- Do less in the kitchen (and in life). I don’t worry about making a bunch of different recipes all week. I take a little time every Sunday to select a few recipes for the week and I just make those. I’ll make enough so I have leftovers to last a couple of days each, thereby giving me more time to just enjoy my food. Sometimes, I make a recipe 2-3 times throughout the week to keep it simple. When I do less (in the kitchen and in life), then I can do those things with more focus and be more relaxed in the process.

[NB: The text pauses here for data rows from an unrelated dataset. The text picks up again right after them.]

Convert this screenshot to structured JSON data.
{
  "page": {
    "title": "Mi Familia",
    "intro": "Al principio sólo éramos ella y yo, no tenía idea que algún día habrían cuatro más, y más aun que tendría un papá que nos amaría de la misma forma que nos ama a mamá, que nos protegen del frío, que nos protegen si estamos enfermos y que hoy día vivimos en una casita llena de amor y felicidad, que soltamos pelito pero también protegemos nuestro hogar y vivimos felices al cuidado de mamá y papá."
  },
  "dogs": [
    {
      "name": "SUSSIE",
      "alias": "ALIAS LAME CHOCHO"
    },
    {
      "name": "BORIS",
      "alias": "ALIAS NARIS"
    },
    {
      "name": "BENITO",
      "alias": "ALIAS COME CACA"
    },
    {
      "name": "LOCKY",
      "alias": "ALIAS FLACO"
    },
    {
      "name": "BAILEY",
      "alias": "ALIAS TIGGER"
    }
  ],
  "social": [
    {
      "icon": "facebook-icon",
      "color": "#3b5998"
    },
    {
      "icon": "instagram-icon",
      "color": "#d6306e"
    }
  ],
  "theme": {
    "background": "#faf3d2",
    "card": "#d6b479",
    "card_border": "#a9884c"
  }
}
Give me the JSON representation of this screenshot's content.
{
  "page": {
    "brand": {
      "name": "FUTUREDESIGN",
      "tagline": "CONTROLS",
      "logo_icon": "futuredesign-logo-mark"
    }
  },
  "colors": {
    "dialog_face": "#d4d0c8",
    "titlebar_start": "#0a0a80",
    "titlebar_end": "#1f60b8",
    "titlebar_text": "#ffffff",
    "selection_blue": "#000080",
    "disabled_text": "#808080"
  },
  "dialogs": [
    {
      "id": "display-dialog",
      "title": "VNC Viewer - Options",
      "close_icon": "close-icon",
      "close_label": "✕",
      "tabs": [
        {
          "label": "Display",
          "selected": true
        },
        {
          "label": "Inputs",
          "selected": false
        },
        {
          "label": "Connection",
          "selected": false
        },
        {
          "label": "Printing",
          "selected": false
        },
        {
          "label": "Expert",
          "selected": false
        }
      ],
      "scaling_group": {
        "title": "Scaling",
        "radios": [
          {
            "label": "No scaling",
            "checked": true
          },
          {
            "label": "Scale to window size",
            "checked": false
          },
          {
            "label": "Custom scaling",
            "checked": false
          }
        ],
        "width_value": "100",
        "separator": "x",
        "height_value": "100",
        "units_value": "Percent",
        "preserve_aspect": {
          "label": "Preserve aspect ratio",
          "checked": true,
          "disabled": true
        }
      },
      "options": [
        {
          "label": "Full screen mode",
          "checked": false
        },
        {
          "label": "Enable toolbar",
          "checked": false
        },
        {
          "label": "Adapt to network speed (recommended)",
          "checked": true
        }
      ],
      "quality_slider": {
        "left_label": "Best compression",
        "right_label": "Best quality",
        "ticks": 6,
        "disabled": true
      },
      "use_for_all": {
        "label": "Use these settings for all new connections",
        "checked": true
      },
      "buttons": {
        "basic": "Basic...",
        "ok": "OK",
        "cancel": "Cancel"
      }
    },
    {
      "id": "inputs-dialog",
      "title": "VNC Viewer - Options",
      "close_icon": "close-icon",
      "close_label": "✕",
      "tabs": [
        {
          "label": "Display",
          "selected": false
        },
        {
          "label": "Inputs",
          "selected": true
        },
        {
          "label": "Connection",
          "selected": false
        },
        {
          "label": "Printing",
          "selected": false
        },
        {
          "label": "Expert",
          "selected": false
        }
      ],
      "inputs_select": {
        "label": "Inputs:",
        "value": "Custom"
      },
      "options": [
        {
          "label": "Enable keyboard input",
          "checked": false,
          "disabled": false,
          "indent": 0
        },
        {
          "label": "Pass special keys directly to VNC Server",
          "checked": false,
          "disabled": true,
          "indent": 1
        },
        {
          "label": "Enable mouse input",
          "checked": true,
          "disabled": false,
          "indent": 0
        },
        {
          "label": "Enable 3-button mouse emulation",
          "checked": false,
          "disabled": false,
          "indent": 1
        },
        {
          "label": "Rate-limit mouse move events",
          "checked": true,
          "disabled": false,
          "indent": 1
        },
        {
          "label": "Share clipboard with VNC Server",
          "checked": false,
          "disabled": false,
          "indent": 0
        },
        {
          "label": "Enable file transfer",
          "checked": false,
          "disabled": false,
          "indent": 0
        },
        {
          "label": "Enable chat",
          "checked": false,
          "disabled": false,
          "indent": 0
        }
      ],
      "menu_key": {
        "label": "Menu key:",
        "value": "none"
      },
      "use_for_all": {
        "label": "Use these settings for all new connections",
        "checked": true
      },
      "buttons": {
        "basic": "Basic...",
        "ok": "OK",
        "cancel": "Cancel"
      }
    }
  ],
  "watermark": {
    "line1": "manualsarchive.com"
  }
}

- Rituals Are Special. Having a ritual offers the activity a sense of appreciation and importance. I have a ritual for making my daily green juice, my weekly recipes, going to the farmers’ market each week, etc. When I think of those activities in that way, they actually become even more exciting to do. In fact, I can’t wait to do them each day, or week, because I feel so lovely and relaxed in the process.
- Timing can be everything. “There are certain times in the day of a Zen monk designated for certain activities. A time for bathing, a time for work, a time for cleaning, a time for eating. This ensures that those things get done regularly.” I designate time for my activities, such as a special time for selecting the recipes I’ll make for the week, as well as making my weekly shopping list. I also designate time to shop. When I get home from food shopping, I have a designated time where I prep my produce (washing some of it, proper storage, etc).
- “Make cleaning and cooking become meditation” (boohyah!). “Cooking and cleaning are two of the most exalted parts of a Zen monk’s day. They are both great ways to practice mindfulness.” Put your whole self into those tasks, and do them mindfully with patience and passion. Be grateful you have food to prepare, a house to clean, and an able body to do both of those things.
- Enjoy every moment (it’s all you truly have). Love your life.
Learn more here www.KristensRaw.com.
Kristen Suzanne is an amazing example of Raw Gorgeousness!
Tags: Farmers Markets, Kristen Suzanne, Kristen's Raw, Living Raw, Raw Cooking, Raw Food Prep, Raw Food Steps, Raw Food Tips, Vegan Living, Zen Cooking